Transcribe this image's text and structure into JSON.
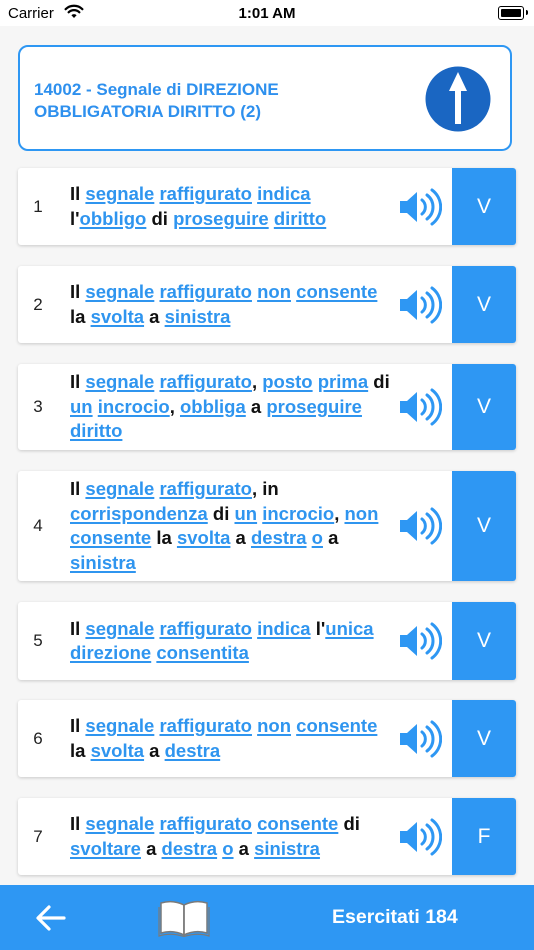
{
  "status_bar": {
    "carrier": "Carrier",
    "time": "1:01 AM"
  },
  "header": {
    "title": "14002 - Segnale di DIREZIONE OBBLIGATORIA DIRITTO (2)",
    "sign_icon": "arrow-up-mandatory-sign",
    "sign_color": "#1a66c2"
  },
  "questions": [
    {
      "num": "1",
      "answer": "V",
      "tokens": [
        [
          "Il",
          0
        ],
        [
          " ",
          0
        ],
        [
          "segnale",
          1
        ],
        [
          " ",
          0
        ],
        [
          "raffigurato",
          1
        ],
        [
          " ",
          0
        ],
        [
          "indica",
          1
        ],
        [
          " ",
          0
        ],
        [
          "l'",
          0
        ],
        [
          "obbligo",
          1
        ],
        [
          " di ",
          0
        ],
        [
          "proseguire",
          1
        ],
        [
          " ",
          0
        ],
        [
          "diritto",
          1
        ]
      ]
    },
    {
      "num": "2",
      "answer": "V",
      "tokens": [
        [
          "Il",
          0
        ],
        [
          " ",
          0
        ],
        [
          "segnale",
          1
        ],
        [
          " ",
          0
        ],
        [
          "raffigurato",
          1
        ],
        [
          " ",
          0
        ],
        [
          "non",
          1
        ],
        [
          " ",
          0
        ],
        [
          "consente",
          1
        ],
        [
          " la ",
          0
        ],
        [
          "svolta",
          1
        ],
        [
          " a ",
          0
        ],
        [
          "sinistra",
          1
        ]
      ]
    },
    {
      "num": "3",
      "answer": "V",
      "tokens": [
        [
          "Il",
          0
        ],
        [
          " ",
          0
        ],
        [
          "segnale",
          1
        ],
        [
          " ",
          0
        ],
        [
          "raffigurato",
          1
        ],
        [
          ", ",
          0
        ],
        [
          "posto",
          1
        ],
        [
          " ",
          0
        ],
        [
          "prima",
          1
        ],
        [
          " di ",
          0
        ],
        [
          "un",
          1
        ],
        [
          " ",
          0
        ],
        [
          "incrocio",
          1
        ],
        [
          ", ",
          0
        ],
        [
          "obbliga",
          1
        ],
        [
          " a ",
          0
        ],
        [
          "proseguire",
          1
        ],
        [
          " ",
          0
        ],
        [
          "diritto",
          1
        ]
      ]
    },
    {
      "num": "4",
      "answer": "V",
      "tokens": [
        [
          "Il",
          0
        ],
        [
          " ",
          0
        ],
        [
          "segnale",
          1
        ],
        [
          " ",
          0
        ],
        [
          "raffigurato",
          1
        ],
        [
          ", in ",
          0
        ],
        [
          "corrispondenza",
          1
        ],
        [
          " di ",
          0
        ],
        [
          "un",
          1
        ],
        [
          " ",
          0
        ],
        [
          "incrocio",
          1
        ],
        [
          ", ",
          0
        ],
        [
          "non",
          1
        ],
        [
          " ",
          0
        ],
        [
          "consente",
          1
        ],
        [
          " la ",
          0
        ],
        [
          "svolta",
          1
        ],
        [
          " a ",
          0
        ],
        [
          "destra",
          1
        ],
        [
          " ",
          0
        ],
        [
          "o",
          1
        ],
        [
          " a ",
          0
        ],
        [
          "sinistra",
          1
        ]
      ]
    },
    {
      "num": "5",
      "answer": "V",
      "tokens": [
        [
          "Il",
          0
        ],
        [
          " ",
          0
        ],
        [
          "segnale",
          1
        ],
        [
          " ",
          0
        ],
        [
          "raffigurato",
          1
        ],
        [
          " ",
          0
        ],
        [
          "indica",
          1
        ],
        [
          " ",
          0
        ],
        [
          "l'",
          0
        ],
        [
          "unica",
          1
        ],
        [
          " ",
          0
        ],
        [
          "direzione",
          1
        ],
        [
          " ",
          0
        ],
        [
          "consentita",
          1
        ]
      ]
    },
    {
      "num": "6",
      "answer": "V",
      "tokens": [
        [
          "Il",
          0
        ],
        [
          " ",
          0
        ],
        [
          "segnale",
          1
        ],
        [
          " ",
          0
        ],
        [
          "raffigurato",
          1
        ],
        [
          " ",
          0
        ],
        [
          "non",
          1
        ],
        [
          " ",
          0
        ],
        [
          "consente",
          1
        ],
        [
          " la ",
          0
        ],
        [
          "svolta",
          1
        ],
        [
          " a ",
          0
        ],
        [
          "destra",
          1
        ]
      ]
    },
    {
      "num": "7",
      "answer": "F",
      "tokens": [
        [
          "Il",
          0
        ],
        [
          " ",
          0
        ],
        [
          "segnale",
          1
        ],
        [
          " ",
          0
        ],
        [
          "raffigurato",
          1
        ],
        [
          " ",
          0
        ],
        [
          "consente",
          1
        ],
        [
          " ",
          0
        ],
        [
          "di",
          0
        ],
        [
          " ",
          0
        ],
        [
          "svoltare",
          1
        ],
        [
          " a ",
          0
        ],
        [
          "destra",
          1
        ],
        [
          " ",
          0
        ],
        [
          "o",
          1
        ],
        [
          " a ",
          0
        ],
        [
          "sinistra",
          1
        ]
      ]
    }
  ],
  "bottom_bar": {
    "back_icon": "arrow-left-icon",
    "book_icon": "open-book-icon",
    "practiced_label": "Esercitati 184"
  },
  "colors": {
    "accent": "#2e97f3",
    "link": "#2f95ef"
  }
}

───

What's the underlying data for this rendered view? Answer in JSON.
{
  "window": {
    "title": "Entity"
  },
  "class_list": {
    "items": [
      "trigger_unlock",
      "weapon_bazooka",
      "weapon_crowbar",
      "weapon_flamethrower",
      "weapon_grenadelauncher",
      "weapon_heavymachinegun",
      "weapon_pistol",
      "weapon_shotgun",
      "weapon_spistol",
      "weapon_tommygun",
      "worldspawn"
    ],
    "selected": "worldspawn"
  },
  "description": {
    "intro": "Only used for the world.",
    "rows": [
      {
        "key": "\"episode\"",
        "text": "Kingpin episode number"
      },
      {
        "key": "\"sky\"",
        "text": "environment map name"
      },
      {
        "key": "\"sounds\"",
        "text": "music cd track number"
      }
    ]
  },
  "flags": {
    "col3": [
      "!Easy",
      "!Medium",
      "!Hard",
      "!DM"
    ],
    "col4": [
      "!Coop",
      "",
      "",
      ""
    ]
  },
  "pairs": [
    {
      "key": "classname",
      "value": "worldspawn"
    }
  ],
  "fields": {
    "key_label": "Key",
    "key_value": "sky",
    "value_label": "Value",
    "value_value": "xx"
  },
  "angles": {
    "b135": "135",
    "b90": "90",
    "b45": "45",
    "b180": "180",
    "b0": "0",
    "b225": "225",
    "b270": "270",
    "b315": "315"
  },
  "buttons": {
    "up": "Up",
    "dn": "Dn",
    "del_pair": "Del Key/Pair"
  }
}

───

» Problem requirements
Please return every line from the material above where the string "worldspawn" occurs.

» Answer for this exercise
      "worldspawn"
    "selected": "worldspawn"
      "value": "worldspawn"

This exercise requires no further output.